[[ DATA SHOWN open ]]
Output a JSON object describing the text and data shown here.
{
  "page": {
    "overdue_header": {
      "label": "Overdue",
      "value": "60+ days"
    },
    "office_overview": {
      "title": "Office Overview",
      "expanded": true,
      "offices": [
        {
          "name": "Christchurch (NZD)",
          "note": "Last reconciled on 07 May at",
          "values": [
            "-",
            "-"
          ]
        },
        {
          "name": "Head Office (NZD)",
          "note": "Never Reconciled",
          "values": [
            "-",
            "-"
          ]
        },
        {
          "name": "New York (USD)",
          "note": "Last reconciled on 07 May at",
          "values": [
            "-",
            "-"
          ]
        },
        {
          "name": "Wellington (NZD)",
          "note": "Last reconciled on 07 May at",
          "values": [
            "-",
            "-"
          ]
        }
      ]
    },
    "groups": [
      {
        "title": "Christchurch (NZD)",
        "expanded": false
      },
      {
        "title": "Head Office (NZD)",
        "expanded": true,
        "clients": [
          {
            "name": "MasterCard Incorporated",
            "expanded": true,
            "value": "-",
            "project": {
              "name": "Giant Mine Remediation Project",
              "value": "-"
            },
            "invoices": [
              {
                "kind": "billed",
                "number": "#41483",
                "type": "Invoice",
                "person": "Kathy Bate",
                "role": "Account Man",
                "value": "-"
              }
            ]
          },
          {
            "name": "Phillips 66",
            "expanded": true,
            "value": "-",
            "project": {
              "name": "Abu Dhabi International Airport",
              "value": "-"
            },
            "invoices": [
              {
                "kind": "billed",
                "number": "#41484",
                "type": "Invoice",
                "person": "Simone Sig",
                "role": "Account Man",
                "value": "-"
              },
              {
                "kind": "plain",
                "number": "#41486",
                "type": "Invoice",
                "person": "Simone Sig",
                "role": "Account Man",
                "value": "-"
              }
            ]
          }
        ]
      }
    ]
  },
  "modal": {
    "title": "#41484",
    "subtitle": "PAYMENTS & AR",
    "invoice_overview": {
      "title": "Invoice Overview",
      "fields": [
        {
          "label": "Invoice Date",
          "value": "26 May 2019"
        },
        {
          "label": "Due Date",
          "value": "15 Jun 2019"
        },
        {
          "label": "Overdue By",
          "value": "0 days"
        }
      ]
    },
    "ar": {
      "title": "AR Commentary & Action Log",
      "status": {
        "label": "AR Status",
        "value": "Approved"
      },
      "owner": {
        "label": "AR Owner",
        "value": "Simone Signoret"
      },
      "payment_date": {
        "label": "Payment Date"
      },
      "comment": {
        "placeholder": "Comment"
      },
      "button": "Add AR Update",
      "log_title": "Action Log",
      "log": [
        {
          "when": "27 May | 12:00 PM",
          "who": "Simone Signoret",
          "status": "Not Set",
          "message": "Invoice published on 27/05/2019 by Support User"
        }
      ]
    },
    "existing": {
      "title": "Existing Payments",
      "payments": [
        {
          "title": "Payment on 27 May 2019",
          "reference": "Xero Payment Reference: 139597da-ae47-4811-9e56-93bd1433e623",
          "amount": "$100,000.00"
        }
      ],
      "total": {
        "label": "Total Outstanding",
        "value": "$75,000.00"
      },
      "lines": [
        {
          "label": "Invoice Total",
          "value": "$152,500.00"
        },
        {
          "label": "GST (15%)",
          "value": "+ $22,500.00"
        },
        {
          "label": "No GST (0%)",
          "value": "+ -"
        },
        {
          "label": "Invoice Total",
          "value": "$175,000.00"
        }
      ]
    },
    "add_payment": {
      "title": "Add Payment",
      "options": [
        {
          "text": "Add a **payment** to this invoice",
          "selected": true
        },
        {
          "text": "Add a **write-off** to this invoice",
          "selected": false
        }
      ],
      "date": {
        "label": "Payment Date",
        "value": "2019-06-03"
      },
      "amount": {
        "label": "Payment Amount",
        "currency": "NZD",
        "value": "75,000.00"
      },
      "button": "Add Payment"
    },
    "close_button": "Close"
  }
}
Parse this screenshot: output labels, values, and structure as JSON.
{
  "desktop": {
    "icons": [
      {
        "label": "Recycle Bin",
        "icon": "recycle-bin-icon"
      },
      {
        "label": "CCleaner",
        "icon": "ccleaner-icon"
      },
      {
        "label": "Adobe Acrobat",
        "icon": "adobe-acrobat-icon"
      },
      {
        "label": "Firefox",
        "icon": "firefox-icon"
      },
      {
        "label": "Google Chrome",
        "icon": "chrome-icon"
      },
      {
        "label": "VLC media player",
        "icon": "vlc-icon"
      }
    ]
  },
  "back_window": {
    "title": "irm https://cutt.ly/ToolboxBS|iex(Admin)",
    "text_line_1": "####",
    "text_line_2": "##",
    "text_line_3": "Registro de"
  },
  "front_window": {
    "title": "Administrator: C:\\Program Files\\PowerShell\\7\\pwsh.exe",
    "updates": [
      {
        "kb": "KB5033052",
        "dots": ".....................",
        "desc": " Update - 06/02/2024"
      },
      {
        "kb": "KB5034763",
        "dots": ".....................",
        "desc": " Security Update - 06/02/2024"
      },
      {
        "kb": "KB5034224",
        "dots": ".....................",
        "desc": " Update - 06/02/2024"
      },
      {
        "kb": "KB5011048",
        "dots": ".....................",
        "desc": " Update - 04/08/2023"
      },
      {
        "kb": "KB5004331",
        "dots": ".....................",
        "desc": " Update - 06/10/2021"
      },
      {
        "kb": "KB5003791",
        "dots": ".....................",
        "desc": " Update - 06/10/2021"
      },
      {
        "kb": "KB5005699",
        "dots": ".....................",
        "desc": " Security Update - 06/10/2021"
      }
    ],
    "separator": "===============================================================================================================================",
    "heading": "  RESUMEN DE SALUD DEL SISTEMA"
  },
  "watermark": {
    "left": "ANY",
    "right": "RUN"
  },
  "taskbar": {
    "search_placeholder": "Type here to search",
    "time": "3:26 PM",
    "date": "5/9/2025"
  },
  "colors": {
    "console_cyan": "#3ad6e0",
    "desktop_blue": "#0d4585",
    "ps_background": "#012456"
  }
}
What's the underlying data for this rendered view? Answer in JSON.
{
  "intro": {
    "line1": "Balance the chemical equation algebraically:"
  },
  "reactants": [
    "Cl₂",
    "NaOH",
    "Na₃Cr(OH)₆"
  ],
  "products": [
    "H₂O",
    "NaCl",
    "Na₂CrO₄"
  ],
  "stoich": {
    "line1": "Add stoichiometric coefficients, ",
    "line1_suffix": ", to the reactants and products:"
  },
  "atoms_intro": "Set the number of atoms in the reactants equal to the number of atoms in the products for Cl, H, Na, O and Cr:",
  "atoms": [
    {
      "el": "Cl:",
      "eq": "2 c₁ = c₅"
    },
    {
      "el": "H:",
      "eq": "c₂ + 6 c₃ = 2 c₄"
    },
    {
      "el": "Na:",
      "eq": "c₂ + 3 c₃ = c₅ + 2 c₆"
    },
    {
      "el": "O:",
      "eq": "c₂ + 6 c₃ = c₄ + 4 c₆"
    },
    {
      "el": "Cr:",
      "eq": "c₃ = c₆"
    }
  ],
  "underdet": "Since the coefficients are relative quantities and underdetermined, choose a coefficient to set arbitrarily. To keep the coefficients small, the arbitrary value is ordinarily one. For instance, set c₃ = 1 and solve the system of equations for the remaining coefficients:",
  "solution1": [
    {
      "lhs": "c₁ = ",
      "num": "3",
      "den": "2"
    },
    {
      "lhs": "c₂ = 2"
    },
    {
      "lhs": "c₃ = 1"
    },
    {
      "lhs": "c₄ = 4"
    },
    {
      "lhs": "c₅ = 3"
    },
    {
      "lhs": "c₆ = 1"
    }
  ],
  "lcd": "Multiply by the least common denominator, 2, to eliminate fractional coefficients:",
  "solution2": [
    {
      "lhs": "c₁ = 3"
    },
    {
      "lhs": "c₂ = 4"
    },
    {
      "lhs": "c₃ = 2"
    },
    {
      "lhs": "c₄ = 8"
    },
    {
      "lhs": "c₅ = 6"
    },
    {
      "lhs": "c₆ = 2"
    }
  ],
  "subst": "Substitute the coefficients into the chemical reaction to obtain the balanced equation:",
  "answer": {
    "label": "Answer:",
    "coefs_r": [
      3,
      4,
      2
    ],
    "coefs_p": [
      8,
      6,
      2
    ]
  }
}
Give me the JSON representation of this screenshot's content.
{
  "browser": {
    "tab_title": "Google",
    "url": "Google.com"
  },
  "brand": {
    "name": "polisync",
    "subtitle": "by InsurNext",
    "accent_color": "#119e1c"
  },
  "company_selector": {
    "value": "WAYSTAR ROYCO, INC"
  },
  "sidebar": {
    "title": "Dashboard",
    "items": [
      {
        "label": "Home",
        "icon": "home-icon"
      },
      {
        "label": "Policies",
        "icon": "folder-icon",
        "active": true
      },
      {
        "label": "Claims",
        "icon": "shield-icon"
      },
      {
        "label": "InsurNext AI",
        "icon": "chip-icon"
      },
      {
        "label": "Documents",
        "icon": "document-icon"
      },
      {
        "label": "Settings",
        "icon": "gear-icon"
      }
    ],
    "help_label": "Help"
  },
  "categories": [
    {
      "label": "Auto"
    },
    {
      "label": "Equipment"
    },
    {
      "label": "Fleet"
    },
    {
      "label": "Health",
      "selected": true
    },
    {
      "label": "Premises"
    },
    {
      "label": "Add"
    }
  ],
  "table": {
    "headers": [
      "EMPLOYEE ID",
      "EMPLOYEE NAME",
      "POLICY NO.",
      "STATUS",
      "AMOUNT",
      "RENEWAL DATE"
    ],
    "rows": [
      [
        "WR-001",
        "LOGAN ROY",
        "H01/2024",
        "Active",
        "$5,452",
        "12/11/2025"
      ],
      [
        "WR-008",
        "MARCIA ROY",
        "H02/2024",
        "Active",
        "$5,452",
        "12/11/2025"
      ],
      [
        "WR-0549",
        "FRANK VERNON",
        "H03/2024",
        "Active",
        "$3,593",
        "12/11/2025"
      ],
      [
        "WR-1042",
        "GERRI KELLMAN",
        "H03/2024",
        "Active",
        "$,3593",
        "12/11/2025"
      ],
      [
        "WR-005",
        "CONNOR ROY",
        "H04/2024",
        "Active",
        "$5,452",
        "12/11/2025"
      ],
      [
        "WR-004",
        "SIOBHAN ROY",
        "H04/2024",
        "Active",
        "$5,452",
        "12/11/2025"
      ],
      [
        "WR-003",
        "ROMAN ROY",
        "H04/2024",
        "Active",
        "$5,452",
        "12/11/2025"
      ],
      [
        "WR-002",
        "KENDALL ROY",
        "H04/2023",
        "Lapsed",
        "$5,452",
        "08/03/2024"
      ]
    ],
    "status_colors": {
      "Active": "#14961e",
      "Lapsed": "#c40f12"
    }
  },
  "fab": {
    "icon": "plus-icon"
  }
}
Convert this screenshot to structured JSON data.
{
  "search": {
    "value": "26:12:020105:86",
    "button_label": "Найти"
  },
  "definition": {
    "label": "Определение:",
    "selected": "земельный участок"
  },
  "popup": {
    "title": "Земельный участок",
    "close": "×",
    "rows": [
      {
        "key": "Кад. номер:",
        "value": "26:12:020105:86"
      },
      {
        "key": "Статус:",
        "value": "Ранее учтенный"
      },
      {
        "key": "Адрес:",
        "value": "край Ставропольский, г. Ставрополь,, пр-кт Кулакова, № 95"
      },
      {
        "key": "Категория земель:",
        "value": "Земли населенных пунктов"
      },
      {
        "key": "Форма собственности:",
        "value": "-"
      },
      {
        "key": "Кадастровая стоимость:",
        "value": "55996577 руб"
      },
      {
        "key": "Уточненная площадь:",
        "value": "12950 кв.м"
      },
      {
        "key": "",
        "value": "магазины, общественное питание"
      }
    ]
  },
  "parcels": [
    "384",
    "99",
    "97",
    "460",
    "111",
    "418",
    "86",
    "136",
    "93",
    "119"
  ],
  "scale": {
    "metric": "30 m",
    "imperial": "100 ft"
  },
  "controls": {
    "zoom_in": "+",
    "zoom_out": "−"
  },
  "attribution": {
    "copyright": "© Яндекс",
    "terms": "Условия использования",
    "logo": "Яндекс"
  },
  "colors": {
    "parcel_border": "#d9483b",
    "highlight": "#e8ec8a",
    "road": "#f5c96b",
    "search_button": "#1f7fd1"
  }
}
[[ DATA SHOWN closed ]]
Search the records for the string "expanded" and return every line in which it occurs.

      "expanded": true,
        "expanded": false
        "expanded": true,
            "expanded": true,
            "expanded": true,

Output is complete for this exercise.